Implementation: Balancing Act

Ok, now we have some blueprints to work from , let’s assemble the equipment that we will need. Unlike many governments from developed countries. I did mention this briefly in my previous post on bold predictions, and the good news is, we already have (most of) the equipment needed.

It is incredibly important, to maximize buy-in, that the amount of extra equipment be kept to a minimum, although balance is required. Too much and we run the risk of putting teachers off from using it effectively. Too little, and the blended learning experience may be of poor quality and therefore reduce it’s impact.

  • Teachers to create calendar events for each meeting
    • Training required? Use my awesome YouTube tutorials!
    • Modelling of how a lesson would like should be carried out at least a week in advance or whatever is practical; dependent on notice given by the government of when we can open.
  • A iPad or Macbook to stream the lesson from
    • Including power supplies
    • Extra cabling required?
    • What will be captured – the board? Teacher?
  • Check lighting and audio is sufficient to enable a quality experience
    • Is it necessary to purchase lavalier style microphones? 
    • Wired vs Wireless
  • Additional resources (software) to increase interactivity for those not in the classroom
    • Quizzes
    • Channels within teams to increase participation and collaboration
    • More active blended learning tasks; see Defining ABL from University of Northampton
Photo by Greg Rosenke on Unsplash

SWOT Analysis

This is just an initial SWOT analysis of blended learning, and I will most definitely be adding to it as we get closer to the big day. 

This is just an initial SWOT analysis of blended learning, and I will most definitely be adding to it as we get closer to the big day. 

Strengths

  • Our faculty and students have been virtual learning for over 11 weeks now, so their technology levels are at least competent.
  • We have enough streaming devices for each classroom.
  • Our tech team is knowledgeable and will be able to set up all appliances, so that teachers can focus on teaching!
  • All lessons can be recorded and played back by students not in the classroom.

Weaknesses

  • Quality of video and audio will not recreate the classroom experience.
  • The private channels that students will be in will take time to moderate by the teacher.
  • Students in different time zones may not be able to attend all lessons during the school day.

Opportunities

  • Increased collaboration between the tech team and teachers.
  • Upskilling in how to run live streaming events.
  • Upskilling in the many new apps, websites, and software due to the necessity of using them in a live online lesson.
  • Students who may not like to speak up in the classroom may find it more comfortable to do so virtually.
  • Increased understanding of what an upstanding digital citizen is; particularly during MS Team chats.
  • Participation from students’ parents, whereas before it would have been difficult to come into the school, now they can do this from the comfort of home with their children.

Threats

  • Bandwidth could be too low to provide a quality blended learning experience.
  • We are reliant on tech support for advanced troubleshooting problems.
  • Potential for Teams Bombing if meetings are not set up correctly. I.e. only one presenter.
  • Cyberbullying could occur if students do not follow our RUP and digital citizenship advice.
Photo by Stephen Dawson on Unsplash
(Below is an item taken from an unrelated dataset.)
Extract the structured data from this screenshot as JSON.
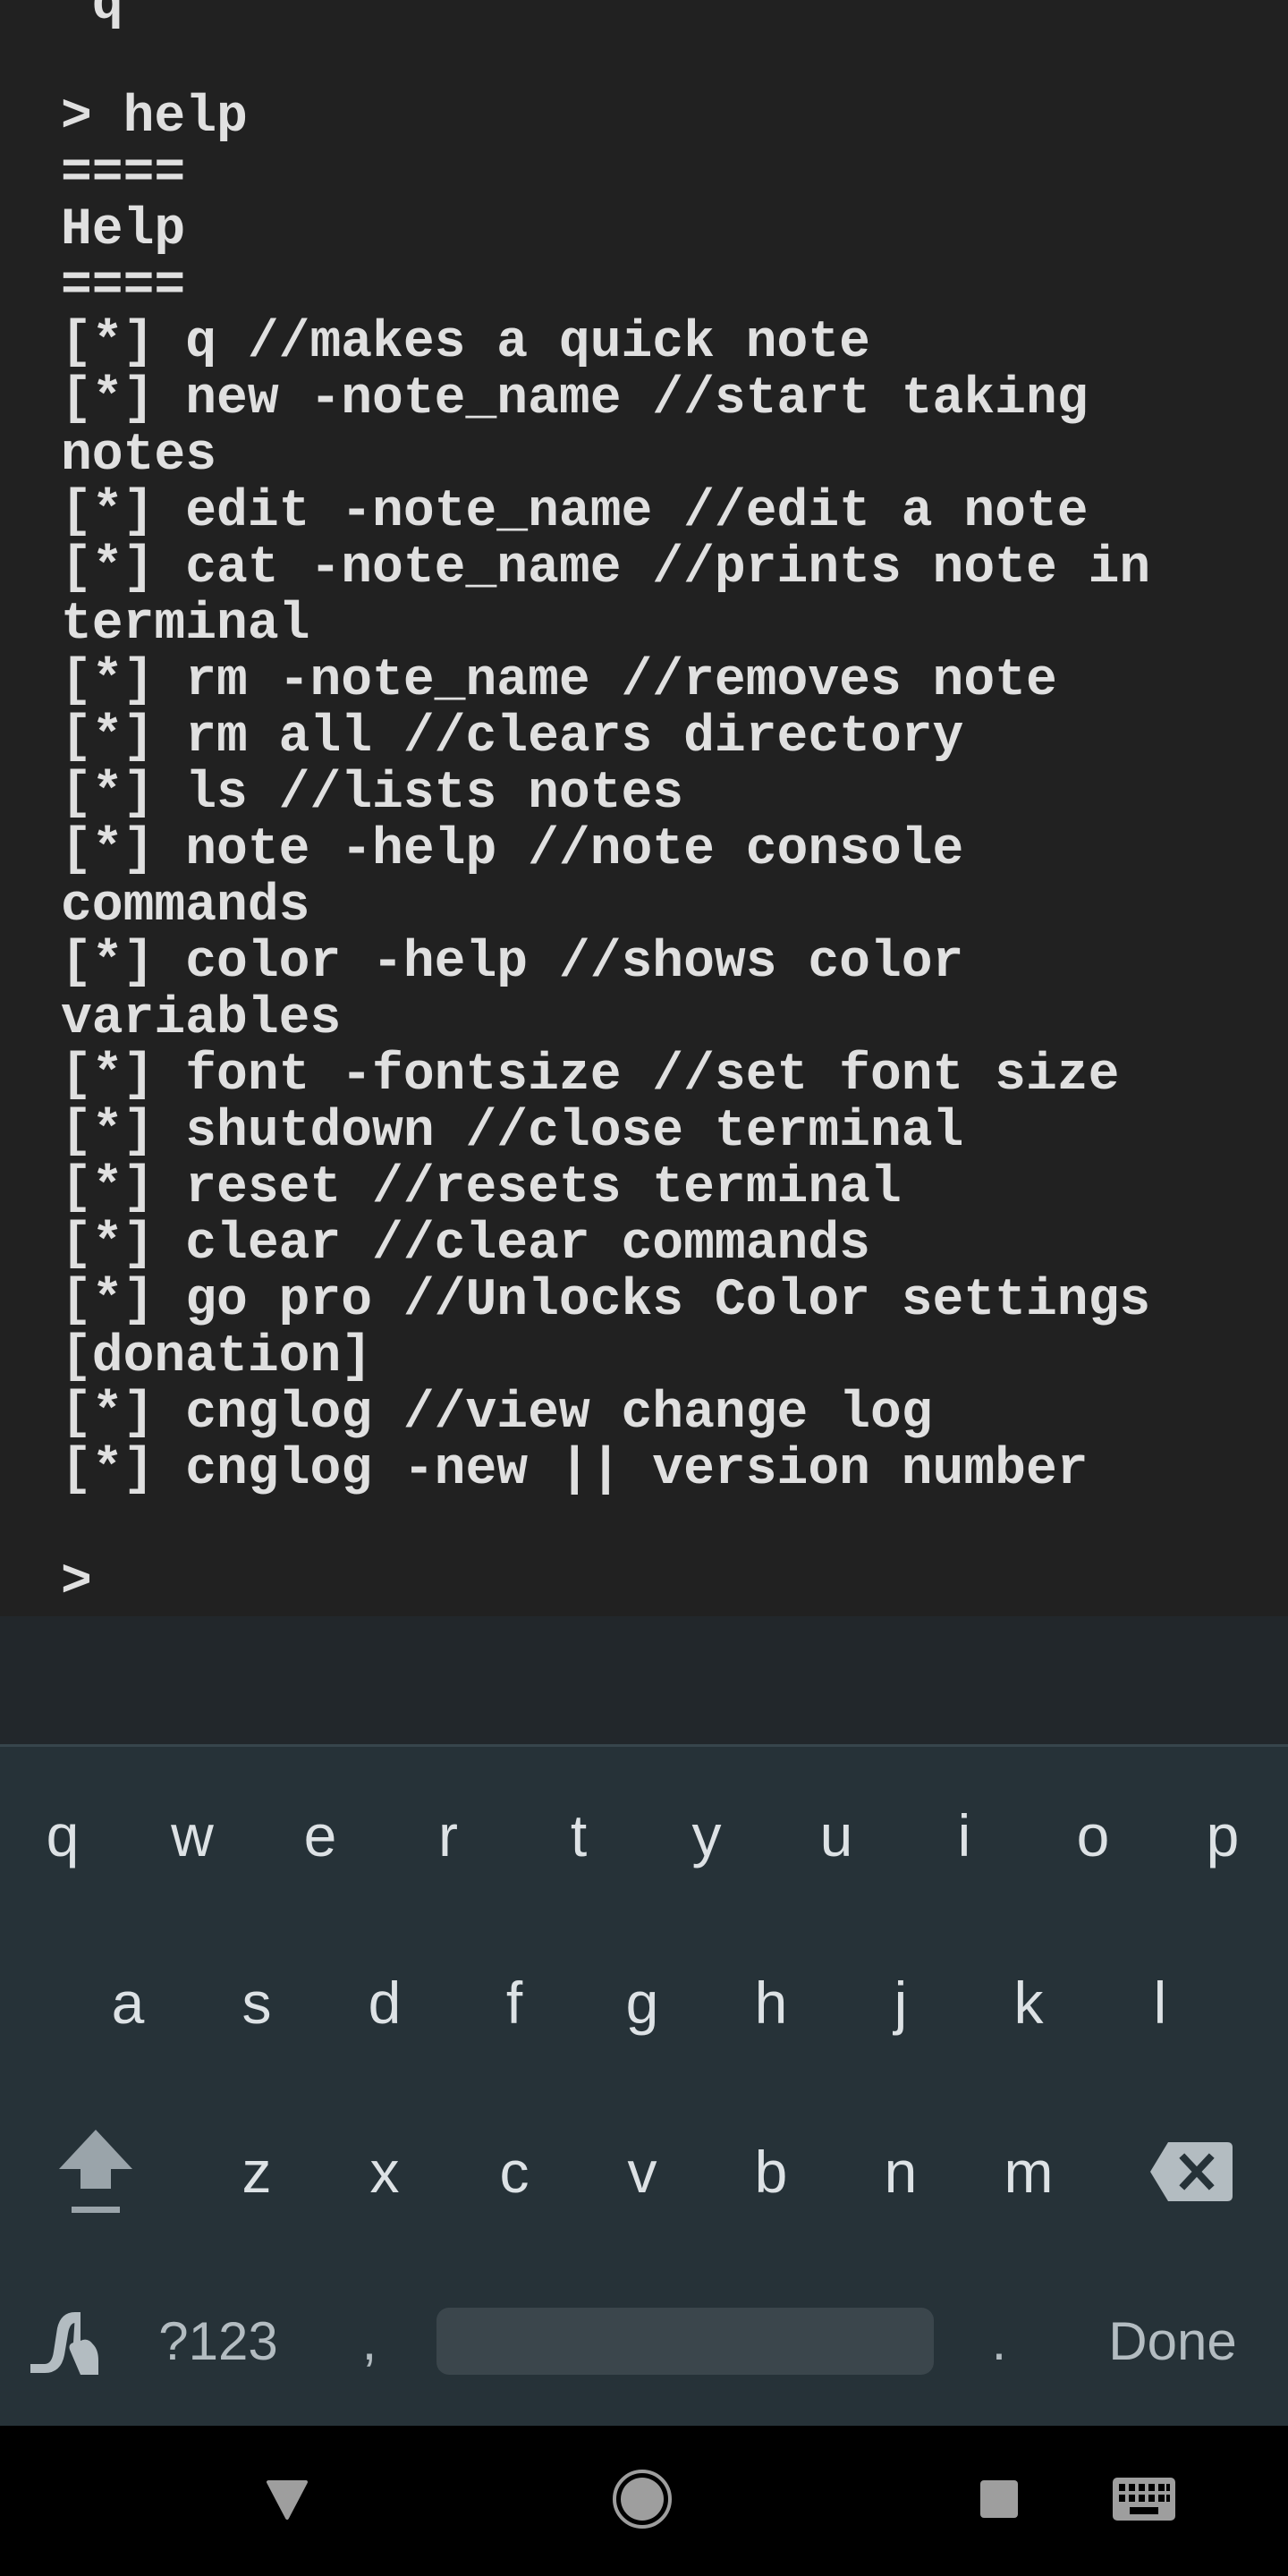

As I sign off on this post, it is clear that the technology, the implementation, the plans, and the definitions are miniscule without the hard work of our amazing faculty! I, and my team, will do everything in our power to enable these amazing teachers to continue to provide meaningful and engaging lessons for our awesome, adaptable and resilient students.